“He’s not confident pitcher right now,” John Farrell said about Hembree before announcing his demotion. “As good as Heath has been for the vast majority of this year -- and really in the whole first half -- the four times out since the break have been the other side of that.”

Joe Kelly will be the pitcher to replace Hembree and Farrell hopes to be able to stretch him out over multiple innings at a time, as well.

Quotes, notes and stars: Price says season has been "terrible"

Quotes, notes and stars: Price says season has been "terrible"

Quotes, notes and stars from the Boston Red Sox’ 11-9 loss to the Minnesota Twins:

QUOTES

* “It’s been terrible . . . Just awful.” Price on how his season has gone.

* “Tough night from the mound -- obviously.” John Farrell on Red Sox pitching in the loss.

* “Honestly I don’t think it’s either one of those. It’s me going out there and making pitches. It’s what I’ve done for a long time now -- and I haven’t done this year. That’s why this year’s been the way it has been.” Price said when he was asked if he felt his problems boiled down to physical or mental issues.

* “Given that [we] had to stay away from [Matt] Barnes and [Junichi] Tazawa today, [Clay Buchholz] was a guy that was going to be needed to hopefully multiple inning to bridge us to where were able to match up a little bit more in the eighth inning to get to Ziegler. Unfortunately it didn’t happen.” Farrell said on why he turned to Buchholz -- not Barnes – despite having the lead.

* “It was crazy. When the fly ball [went] into the sky it turned into like a twister of some sort and you didn’t know where the ball was going to fall. I’ve never seen anything like that before.” Michael Martinez on dealing with the howling wind in right field.

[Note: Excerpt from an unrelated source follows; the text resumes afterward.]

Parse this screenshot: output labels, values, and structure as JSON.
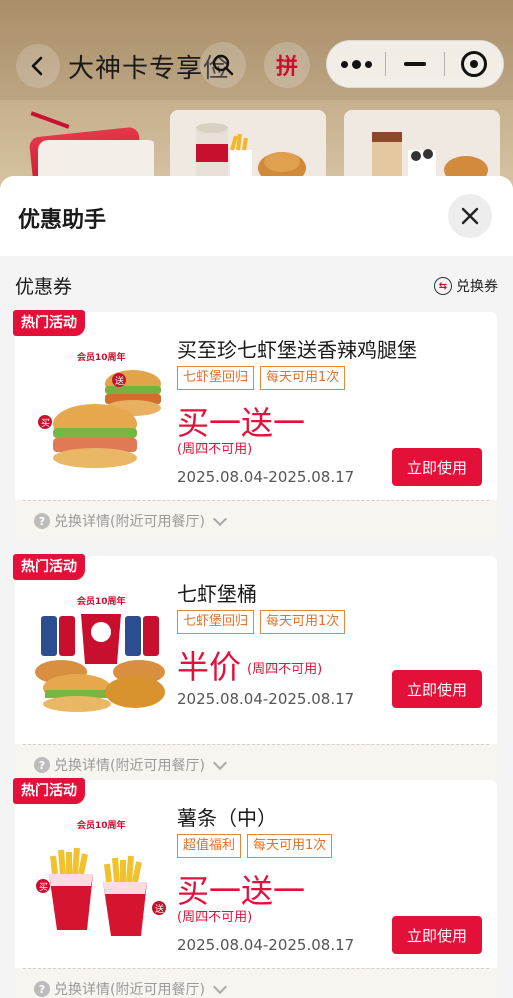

* “It wasn’t much wind. I went and looked at it, definitely should have made the play. Just running at it full speed -- it was one of those things I didn’t know how close I was getting to the wall so I went into a slide. And it was an early slide, so it kind of threw me off a little bit . . . Just thought I was closer to the wall than I really was.” Brock Holt on the fly ball he misplayed.

NOTES

* Jackie Bradley Jr. knocked in two runs, becoming the fourth Red Sox hitter to reach the 60 RBI mark this season -- the most in the MLB. Bradley also had a double, marking is 46th extra-base hit of the season -- with 99 hits overall.

* Dustin Pedroia reached base for the 26th consecutive game with his double in the second inning. He has a .402 OBP during this stretch and a .311 average.

* The Red Sox have lost consecutive games for the first time in nearly a month (6/26-27). Both losses were comeback victories for Minnesota. Boston’s record drops to 3-3 against the 37-60 Twins this season.

STARS

1) Eddie Rosario

Rosario finished 4-for-4 with an RBI and three runs scored, bumping his average from .244 to .262.

2) David Ortiz

Ortiz finished 3-for-3 with a walk, double, two RBI and two runs scored -- giving Boston just about as much offense as anyone can hope for.

3) Miguel Sano

The burly Twins third baseman finished 3-for-5 with a long ball, two runs scored, a walk and an RBI in Minnesota’s win.

Nick Friar can be followed on Twitter: @ngfriar